I will today stop at a new genetic paper that does not deal with humans but with a not-so-distant relative: house mice. Specifically with mice in the remote Kerguelen islands, which have been known to humans (and hence to mice) only since 1772.
Emilie A. Hardouin et al., House mouse colonization patterns on the sub-Antarctic Kerguelen Archipelago suggest singular primary invasions and resilience against re-invasion. BMC Evolutionary Biology 2010. Open Access.
Starting from Western Europe, the house mouse (Mus musculus domesticus) has spread across the globe in historic times. However, most oceanic islands were colonized by mice only within the past 300 years. This makes them an excellent model for studying the evolutionary processes during early stages of new colonization. We have focused here on the Kerguelen Archipelago, located within the sub-Antarctic area and compare the patterns with samples from other Southern Ocean islands.

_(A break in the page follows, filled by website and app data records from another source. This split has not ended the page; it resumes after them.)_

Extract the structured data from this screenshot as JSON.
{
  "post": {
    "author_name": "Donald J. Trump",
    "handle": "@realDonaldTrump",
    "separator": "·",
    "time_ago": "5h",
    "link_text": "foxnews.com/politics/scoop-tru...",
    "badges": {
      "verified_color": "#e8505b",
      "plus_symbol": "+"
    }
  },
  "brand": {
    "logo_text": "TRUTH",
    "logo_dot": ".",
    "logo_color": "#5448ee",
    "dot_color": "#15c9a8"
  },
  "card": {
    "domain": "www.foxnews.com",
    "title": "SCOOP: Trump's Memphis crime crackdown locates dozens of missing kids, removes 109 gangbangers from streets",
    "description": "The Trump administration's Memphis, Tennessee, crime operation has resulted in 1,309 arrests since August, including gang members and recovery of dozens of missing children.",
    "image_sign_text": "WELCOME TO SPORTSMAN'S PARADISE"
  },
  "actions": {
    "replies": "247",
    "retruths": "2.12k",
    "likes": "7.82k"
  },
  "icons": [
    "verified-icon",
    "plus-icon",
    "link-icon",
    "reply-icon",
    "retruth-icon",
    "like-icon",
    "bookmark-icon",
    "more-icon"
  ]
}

We have typed 18 autosomal and six Y-chromosomal microsatellite loci and obtained mitochondrial D-loop sequences for a total of 534 samples, mainly from the Kerguelen Archipelago, but also from the Falkland Islands, Marion Island, Amsterdam Island, Antipodes Island, Macquarie Island, Auckland Islands and one sample from South Georgia. We find that most of the mice on the Kerguelen Archipelago have the same mitochondrial haplotype and all share the same major Y-chromosomal haplotype. Two small islands (Cochons Island and Cimetiere Island) within the archipelago show a different mitochondrial haplotype, are genetically distinct for autosomal loci, but share the major Y-chromosomal haplotype. In the mitochondrial D-loop sequences, we find several single step mutational derivatives of one of the major mitochondrial haplotypes, suggesting an unusually high mutation rate, or the occurrence of selective sweeps in mitochondria.
Although there was heavy ship traffic for over a hundred years to the Kerguelen Archipelago, it appears that the mice that have arrived first have colonized the main island (Grande Terre) and most of the associated small islands.The second invasion that we see in our data has occurred on islands which are detached from Grande Terre and were likely to have had no resident mice prior to their arrival. The genetic data suggest that the mice of both primary invasions originated from related source populations. Our data suggest that an area colonized by mice is refractory to further introgression, possibly due to fast adaptations of the resident mice to local conditions.
The abstract alone is quite explanatory.
I must say that the reason for the refraction may not be adaptations to local conditions as much as mere demographic pressure: any new mice would be automatic minority and have poor chances of perpetuation, even in the absence of adaptations. Numbers alone make the difference, proving statistically difficult for any new arrival to leave a mark after the first population is consolidated.
Another detail worth discussing is:
In the mitochondrial D-loop sequences, we find several single step mutational derivatives of one of the major mitochondrial haplotypes, suggesting an unusually high mutation rate, or the occurrence of selective sweeps in mitochondria.
The mutation rate does not look too striking to me: 200 years for mice is like 10,000 for us maybe, as they reach reproductive maturity in a matter of months. So it's like one (or two in a few sub-lineages) surviving mutations downstream of the founder haplotype, which is anyhow still massively dominant.
|Fig.2A mtDNA HVS haplotype network|
In other words: there were some distinct founder effects of some derived haplotypes, mostly in Kerguelen itself but also overseas: in Falkland and Auckland islands and even back to Europe (Britain).
The diversity of derived basal lineages clearly indicates that this Kerguelen haplotype (yellow) exploded in the islands, regardless that it may be original from mainland Africa (black) and regardless that it has also spread overseas. This in the equivalent of 10,000 human years (very roughly).
It reminds me somewhat of what we can see in Eurasian human mtDNA, with the yellow lineage resembling human mtDNA M somewhat and the magenta one like N. And that is one reason I wanted to comment this paper, really. Of course the stage of diversification and other aspects are clearly different but it does illustrates how founder effects proceed and how demic pressure alone tends to fend off new colonizations.